Just in case you thought this was only about your own personal stress, there’s more. You can also absorb other people’s stress, particularly if they are close to you. Stressed people have a tendency to pour out their problems in rapid-fire succession, one after another, with great energy and emotion.
Relief from stress is about learning to say no: no to demands, no to internal goals, no to family expectations, no to overzealous work projects. Saying no does not mean quitting your job in a bad economy, nor does it mean walking away from a difficult supervisor and getting fired. Saying no means acknowledging your physical and emotional limits and respecting them.
Relief from stress is about recognizing your body’s signals. When you cannot sleep, and you cannot relax, and you cannot stop thinking about work, you are overworked.
The solution to stress and overwork lies in learning and practicing proper endings.

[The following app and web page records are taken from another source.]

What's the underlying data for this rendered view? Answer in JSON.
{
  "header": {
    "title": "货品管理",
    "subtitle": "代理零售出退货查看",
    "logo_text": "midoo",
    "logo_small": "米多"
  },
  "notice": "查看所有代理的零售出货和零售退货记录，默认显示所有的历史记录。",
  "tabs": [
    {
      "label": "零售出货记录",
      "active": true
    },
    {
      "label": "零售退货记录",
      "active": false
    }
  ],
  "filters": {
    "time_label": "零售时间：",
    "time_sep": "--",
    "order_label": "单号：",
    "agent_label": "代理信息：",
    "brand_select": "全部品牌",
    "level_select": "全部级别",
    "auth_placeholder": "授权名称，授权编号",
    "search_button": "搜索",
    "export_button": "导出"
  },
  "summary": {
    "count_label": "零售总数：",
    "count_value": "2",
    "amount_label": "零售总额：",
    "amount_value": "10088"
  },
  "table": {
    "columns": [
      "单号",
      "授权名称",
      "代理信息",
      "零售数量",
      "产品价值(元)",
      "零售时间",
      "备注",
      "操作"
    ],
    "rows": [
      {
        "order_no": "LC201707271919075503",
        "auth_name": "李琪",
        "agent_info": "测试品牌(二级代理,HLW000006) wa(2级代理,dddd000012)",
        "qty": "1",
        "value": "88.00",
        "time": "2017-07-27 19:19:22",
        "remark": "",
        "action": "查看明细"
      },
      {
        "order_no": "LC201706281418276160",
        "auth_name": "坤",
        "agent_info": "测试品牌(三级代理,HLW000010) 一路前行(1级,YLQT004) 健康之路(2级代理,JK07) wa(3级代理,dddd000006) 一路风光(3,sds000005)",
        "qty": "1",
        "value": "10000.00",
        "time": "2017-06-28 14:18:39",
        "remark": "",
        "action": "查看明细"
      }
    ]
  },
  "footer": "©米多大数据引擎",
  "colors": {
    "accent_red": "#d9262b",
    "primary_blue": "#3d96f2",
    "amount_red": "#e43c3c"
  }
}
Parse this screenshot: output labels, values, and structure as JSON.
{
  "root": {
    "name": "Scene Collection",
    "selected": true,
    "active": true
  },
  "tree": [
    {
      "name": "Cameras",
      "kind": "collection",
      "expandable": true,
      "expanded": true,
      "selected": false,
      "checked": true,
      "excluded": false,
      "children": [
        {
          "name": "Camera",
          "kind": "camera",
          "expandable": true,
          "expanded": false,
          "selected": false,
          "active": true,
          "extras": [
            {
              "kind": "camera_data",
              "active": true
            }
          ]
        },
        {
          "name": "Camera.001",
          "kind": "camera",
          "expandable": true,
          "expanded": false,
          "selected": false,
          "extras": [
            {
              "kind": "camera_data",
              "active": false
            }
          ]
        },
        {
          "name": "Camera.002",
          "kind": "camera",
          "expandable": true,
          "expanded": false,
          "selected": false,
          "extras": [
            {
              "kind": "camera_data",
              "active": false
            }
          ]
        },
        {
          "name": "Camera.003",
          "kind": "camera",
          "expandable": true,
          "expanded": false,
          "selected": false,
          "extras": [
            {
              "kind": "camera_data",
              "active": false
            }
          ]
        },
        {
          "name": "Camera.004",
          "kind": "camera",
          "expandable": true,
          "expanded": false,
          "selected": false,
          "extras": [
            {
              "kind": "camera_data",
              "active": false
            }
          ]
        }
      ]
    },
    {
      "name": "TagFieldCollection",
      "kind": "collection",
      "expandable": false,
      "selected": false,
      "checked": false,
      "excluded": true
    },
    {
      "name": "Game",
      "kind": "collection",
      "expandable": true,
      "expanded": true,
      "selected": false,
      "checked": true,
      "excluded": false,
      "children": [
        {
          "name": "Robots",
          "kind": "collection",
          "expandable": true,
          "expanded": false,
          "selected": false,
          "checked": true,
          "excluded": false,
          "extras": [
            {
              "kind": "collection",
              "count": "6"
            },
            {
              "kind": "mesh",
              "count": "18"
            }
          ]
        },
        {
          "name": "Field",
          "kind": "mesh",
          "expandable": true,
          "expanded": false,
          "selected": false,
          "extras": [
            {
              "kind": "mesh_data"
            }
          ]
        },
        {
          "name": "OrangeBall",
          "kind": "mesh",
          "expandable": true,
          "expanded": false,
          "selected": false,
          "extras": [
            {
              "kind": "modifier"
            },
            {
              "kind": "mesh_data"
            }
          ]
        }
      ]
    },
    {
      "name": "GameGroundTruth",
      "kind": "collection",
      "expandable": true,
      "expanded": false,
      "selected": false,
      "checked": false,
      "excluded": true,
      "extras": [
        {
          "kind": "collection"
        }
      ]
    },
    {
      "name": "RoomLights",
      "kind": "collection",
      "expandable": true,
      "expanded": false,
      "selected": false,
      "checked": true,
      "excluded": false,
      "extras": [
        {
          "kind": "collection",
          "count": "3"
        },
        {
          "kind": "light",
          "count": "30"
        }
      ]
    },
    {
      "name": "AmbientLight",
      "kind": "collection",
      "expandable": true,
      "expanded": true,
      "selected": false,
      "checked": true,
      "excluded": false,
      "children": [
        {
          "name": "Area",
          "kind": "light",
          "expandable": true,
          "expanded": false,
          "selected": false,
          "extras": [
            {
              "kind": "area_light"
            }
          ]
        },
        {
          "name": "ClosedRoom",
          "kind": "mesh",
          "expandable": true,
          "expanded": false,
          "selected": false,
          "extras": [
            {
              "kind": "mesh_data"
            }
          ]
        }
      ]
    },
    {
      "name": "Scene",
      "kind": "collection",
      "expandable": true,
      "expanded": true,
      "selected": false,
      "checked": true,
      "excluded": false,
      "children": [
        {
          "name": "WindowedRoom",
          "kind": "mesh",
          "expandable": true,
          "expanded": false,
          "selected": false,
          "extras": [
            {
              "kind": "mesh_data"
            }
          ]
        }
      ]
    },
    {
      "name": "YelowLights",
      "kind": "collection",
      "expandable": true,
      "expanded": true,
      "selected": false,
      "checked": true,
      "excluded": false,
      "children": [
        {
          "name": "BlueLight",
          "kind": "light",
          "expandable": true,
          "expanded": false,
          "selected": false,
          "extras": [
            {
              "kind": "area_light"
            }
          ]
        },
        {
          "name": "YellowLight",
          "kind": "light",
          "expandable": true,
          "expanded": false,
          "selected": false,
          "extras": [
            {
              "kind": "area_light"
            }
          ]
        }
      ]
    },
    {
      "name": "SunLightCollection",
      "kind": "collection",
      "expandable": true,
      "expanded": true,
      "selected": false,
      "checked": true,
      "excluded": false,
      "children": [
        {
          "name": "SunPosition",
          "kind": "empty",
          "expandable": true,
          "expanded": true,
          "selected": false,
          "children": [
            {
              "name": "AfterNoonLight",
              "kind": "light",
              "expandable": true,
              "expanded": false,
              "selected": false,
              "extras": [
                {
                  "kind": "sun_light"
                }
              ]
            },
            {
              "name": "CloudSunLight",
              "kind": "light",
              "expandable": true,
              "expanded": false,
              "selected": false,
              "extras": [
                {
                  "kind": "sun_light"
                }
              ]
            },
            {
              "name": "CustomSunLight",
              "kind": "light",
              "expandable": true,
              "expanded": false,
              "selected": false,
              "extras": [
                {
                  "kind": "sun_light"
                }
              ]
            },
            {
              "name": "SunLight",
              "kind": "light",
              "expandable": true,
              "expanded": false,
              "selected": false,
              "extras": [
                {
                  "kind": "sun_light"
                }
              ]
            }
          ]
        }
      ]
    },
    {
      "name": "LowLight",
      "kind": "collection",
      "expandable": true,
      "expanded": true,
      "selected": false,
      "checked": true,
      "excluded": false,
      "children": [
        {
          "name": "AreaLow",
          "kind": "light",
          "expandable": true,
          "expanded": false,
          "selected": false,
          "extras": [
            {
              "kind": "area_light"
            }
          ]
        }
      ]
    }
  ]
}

To be able to say this is my workday and I am now off. This is my homework time and it is now over. The day’s work has ended and this is my sleep time. This is my stress, and this is yours and I cannot accept it. These are boundaries, yours, mine, and ours.
The solution for stress is to recognize that for your body, rest is as essential as exercise.
For your brain, quiet is as vital as thinking.
For your spirit, solitude is as healing as company.
The solution to stress is to accept your humanity and all its limitations.
excerpt from Obese From The Heart: A Fat Psychiatrist Discloses ©Sara L. Stein, M.D 2009 http://obesefromtheheart.com